Newcastle United’s Muslim Players in Breach of Sharia Law if they wear Wonga Shirts

By Community | October 10, 2012

Newcastle United’s contingent of Muslim players have been warned that wearing the club’s new sponsored shirts would infringe upon Sharia Law.

The Premier League announced a new shirt deal with controversial moneylenders Wonga on Tuesday, and now the Muslim Council of Britain (MCB) have attempted to intervene. 

United have received widespread criticism from fans after unveiling the four-year deal with the short-term loan company, and the MCB has now piled on further criticism.

The four first team Muslim players Demba Ba, Papiss Cisse, Cheick Tiote and Hatem Ben Arfa – and all are now being urged to make a stand.

Shaykh Ibrahim Mogra, assistant secretary general of the MCB, told the Independent: “There are two aspects to this. We have the rulings of the religious law and we have the individual’s choice and decision on how they want to follow or not follow that rule.
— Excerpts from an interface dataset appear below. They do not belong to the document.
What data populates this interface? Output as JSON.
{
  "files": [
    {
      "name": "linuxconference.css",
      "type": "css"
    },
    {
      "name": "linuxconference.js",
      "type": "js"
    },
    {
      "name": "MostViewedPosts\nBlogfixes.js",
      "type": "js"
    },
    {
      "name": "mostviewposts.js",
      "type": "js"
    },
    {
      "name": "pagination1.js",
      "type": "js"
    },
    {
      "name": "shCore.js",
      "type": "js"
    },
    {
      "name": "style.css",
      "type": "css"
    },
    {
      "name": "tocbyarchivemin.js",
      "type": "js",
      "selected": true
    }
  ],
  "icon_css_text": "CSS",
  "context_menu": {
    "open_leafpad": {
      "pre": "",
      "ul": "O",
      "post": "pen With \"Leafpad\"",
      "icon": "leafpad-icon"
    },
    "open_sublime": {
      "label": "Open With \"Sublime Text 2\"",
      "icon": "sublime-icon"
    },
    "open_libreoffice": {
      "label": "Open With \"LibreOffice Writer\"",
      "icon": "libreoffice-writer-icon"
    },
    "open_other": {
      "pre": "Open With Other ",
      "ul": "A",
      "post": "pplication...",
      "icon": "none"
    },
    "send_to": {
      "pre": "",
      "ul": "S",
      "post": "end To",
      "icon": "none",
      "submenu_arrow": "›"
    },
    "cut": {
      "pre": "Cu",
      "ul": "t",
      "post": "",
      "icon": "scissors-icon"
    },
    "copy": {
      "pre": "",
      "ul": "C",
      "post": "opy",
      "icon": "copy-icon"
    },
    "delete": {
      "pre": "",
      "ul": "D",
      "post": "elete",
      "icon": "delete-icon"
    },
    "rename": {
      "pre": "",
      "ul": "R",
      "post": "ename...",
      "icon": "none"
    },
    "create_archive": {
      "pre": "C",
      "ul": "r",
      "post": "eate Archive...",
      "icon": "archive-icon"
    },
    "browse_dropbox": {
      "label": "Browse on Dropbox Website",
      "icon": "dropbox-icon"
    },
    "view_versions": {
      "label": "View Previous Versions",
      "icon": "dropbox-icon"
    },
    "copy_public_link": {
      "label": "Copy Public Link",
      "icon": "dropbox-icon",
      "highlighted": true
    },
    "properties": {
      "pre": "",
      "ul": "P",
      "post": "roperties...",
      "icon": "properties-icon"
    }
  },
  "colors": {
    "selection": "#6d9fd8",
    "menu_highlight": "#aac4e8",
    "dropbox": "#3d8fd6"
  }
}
“The idea is to protect the vulnerable and the needy from exploitation by the rich and powerful.

“When they are lending and are charging large amounts of interest, it means the poor will have short-term benefit from the loan but long-term difficulty in paying it back because the rate of interest is not something they can keep up with.”

He added: “The Islamic system is based on a non-interest-based system of transaction.”

Frédéric Kanouté, the former West Ham striker, refused to wear the logo of gambling website when he played for Seville in La Liga because of his religious beliefs. The club allowed him to play games in an unbranded shirt although he had to wear the logo on his training equipment. 

“Freddie was allowed to wear a top without the and that is a reasonable request to be made by the player,” added Mogra. “Assuming all four are on the pitch at the same time, if you have seven out of 11 you have sufficient coverage. It is not asking too much, I believe.”

The club did its best to offset criticism of the new deal by announcing that the Sports Direct Arena would revert to its original name of St James’ Park, but it has not prevented MPs and large numbers of people through social media continuing the criticism.